The adventures of a modern Holmes and a girl Moriarty, begun in Lock & Mori (2015), continue.

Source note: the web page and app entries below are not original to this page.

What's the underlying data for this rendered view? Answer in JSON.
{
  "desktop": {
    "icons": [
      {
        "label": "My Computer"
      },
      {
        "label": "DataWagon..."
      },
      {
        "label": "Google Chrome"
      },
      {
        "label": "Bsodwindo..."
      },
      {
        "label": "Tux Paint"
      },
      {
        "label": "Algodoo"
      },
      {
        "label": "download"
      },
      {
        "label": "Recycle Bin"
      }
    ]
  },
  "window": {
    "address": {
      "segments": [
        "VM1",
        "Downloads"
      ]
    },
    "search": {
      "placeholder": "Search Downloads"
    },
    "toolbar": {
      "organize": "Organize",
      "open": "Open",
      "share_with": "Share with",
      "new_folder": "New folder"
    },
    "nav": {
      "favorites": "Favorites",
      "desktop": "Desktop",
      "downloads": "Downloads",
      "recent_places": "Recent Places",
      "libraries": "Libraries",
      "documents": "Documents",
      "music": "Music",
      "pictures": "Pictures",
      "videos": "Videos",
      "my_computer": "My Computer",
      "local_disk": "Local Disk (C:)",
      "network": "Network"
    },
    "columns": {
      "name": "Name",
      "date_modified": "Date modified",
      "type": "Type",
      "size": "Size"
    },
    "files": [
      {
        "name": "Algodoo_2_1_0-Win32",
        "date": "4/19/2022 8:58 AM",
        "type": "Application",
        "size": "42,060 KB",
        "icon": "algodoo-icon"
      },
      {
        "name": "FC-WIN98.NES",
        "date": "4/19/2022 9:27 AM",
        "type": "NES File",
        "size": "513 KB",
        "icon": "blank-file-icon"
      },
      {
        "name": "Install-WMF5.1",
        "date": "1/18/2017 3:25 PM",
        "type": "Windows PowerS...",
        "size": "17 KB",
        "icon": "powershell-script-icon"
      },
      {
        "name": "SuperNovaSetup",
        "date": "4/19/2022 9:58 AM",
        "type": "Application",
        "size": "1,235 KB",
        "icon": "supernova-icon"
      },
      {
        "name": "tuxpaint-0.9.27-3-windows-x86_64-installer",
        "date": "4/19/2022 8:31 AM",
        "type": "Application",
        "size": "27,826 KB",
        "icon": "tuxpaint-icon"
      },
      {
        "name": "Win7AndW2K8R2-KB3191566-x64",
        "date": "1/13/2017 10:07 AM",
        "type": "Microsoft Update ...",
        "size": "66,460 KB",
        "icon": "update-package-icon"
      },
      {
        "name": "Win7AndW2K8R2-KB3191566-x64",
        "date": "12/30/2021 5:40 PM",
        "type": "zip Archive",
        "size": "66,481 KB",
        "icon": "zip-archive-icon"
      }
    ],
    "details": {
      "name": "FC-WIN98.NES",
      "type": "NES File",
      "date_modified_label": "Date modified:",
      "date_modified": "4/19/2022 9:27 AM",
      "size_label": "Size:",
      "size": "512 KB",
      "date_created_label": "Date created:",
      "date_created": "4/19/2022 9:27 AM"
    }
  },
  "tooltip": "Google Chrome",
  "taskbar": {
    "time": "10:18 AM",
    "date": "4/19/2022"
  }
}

When Jamie Moriarty—Mori—proved her abusive father was the serial killer responsible for murdering Mori's con-artist mother and best friend, it just complicated her life. Sure, as a 16-year-old she's allowed to live alone, but her beloved kid brothers are saved from the foster system only by the fortuitous appearance of their dead mother's BFF. Mori's ex-cop dad has too many allies in the police force; are they responsible for framing Mori by leaving a dismembered hand in her rubbish bin? Mori's relationship with her brilliant classmate Lock—Sherlock Holmes himself—develops romantically (was the gender-swap really necessary to add sexual tension to this century-old pairing of beloved enemies?), but Mori keeps a distance, protecting her heart. Sherlock repeatedly imposes on Mori far too often (while mouthing platitudes about respect), with unpleasant boundary pushing that leads Mori to doubt herself. Luckily, she's a splendidly resourceful heroine: despite her gaslighting father, her pushy boyfriend, and the multiple murderers who trash her house and leave a corpse in her doorway, Mori keeps her own wise counsel and solves the many puzzles around her. Copious Americanisms weaken the London setting of these white teens.

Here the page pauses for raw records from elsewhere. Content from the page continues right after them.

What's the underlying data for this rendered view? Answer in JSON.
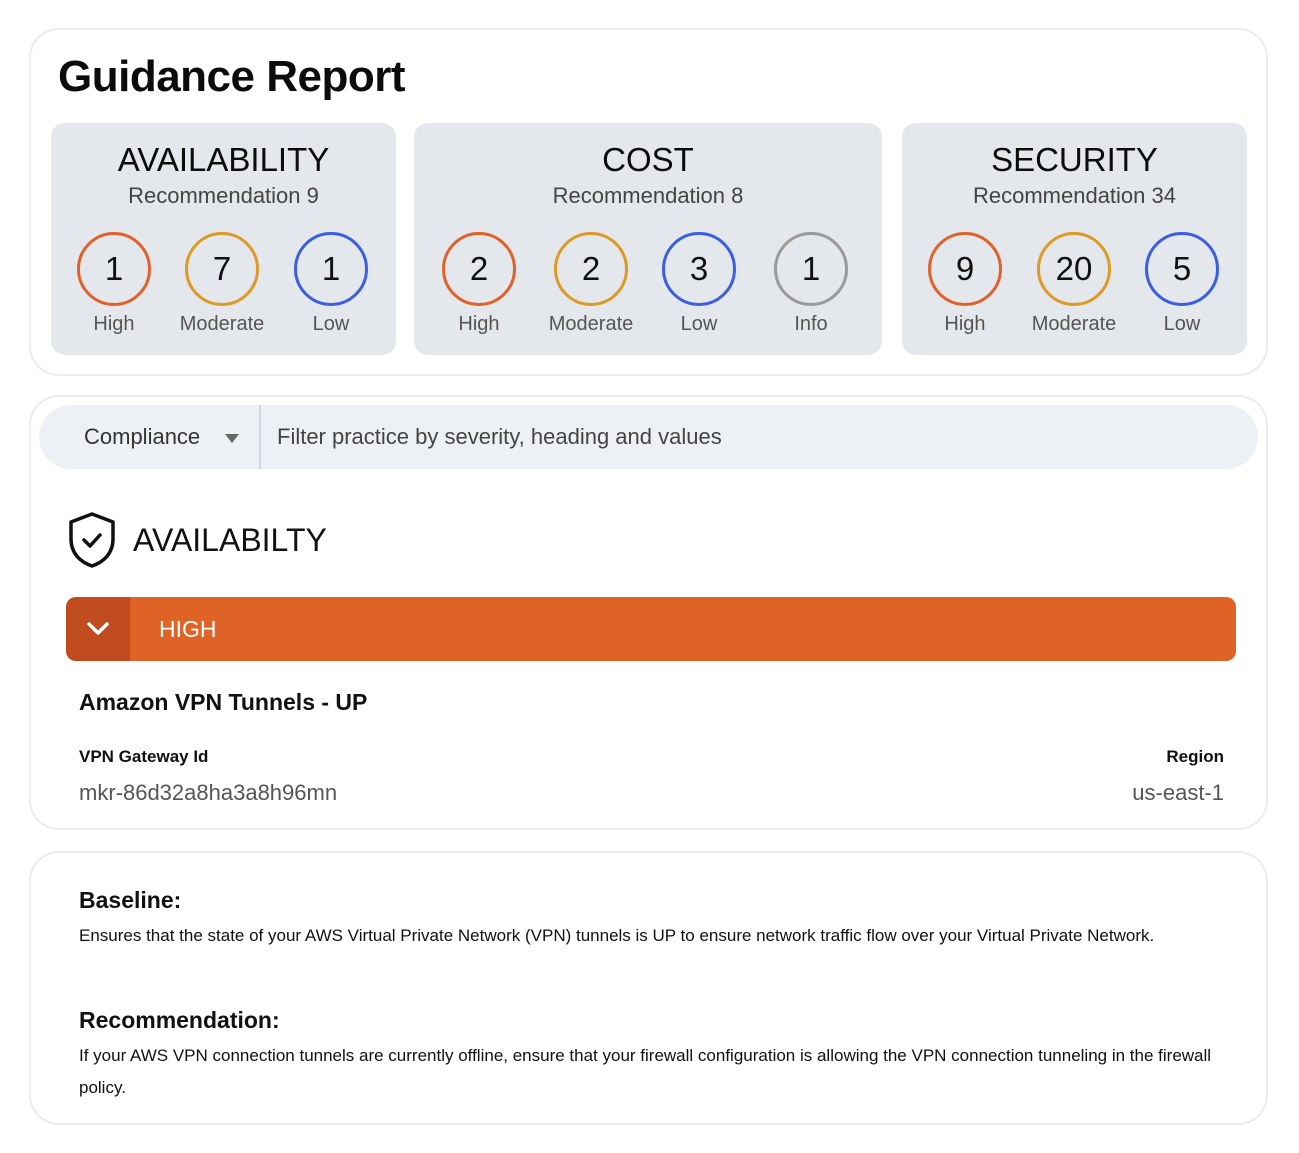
{
  "page_title": "Guidance Report",
  "panels": [
    {
      "title": "AVAILABILITY",
      "subtitle": "Recommendation 9",
      "badges": [
        {
          "count": "1",
          "label": "High",
          "color": "#e0622b"
        },
        {
          "count": "7",
          "label": "Moderate",
          "color": "#dd9a25"
        },
        {
          "count": "1",
          "label": "Low",
          "color": "#3a5fe0"
        }
      ]
    },
    {
      "title": "COST",
      "subtitle": "Recommendation 8",
      "badges": [
        {
          "count": "2",
          "label": "High",
          "color": "#e0622b"
        },
        {
          "count": "2",
          "label": "Moderate",
          "color": "#dd9a25"
        },
        {
          "count": "3",
          "label": "Low",
          "color": "#3a5fe0"
        },
        {
          "count": "1",
          "label": "Info",
          "color": "#9a9a9a"
        }
      ]
    },
    {
      "title": "SECURITY",
      "subtitle": "Recommendation 34",
      "badges": [
        {
          "count": "9",
          "label": "High",
          "color": "#e0622b"
        },
        {
          "count": "20",
          "label": "Moderate",
          "color": "#dd9a25"
        },
        {
          "count": "5",
          "label": "Low",
          "color": "#3a5fe0"
        }
      ]
    }
  ],
  "filter": {
    "category": "Compliance",
    "search_placeholder": "Filter practice by severity, heading and values"
  },
  "section": {
    "icon": "shield-check-icon",
    "title": "AVAILABILTY",
    "severity": "HIGH",
    "severity_color": "#df6326"
  },
  "item": {
    "title": "Amazon VPN Tunnels - UP",
    "gateway_key": "VPN Gateway Id",
    "gateway_value": "mkr-86d32a8ha3a8h96mn",
    "region_key": "Region",
    "region_value": "us-east-1"
  },
  "info": {
    "baseline_heading": "Baseline:",
    "baseline_text": "Ensures that the state of your AWS Virtual Private Network (VPN) tunnels is UP to ensure network traffic flow over your Virtual Private Network.",
    "recommendation_heading": "Recommendation:",
    "recommendation_text": "If your AWS VPN connection tunnels are currently offline, ensure that your firewall configuration is allowing the VPN connection tunneling in the firewall policy."
  }
}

A surprise twist sets up the cracker of a cliffhanger. (Thriller. 12-15)